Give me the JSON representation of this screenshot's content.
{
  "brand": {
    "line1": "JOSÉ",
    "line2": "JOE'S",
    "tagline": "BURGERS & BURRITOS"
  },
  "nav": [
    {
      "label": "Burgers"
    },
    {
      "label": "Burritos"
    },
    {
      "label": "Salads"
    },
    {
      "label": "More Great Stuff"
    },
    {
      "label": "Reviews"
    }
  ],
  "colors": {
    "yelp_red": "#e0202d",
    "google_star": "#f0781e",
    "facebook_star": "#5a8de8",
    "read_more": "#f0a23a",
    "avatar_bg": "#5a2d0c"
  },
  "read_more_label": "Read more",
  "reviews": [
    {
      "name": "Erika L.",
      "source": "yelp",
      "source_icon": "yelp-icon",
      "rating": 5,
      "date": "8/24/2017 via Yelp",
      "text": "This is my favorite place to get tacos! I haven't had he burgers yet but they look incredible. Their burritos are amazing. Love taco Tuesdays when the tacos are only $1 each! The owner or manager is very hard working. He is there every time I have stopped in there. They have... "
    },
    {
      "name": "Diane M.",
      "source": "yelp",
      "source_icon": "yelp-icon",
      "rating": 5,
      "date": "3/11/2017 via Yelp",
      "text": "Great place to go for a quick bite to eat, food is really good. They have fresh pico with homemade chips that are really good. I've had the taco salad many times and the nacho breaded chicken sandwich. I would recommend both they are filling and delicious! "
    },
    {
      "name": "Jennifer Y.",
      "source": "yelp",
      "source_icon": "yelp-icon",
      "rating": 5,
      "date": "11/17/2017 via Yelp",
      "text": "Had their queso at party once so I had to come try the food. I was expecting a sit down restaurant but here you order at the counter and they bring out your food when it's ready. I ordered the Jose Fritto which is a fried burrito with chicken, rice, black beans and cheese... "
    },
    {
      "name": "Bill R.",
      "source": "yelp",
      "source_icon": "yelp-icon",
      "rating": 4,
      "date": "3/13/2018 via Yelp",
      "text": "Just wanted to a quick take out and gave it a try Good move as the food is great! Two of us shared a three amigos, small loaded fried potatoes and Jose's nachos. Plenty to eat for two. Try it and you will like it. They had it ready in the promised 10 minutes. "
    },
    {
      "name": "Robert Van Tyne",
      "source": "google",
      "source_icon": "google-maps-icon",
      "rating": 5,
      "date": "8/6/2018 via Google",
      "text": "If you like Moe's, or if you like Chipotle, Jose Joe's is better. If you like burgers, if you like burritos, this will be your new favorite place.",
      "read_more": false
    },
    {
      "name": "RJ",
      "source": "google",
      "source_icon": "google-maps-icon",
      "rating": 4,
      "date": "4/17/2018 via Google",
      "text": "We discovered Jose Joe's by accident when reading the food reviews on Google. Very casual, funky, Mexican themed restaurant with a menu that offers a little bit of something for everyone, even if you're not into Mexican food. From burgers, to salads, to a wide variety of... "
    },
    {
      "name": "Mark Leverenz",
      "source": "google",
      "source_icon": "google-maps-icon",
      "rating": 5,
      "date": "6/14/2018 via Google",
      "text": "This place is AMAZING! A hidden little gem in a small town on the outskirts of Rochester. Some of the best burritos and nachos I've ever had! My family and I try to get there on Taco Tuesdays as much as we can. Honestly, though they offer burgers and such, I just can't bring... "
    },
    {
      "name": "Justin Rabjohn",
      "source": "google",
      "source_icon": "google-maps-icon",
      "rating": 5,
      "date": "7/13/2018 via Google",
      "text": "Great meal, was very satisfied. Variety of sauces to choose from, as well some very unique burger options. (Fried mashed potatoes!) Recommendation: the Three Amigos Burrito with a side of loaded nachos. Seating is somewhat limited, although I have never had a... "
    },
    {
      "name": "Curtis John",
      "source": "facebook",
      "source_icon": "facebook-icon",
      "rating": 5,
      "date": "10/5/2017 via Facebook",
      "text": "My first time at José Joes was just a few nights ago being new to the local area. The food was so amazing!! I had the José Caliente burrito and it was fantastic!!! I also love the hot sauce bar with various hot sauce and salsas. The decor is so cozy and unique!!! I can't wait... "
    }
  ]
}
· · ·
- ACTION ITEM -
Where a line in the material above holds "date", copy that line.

- WRITTEN ANSWER -
      "date": "8/24/2017 via Yelp",
      "date": "3/11/2017 via Yelp",
      "date": "11/17/2017 via Yelp",
      "date": "3/13/2018 via Yelp",
      "date": "8/6/2018 via Google",
      "date": "4/17/2018 via Google",
      "date": "6/14/2018 via Google",
      "date": "7/13/2018 via Google",
      "date": "10/5/2017 via Facebook",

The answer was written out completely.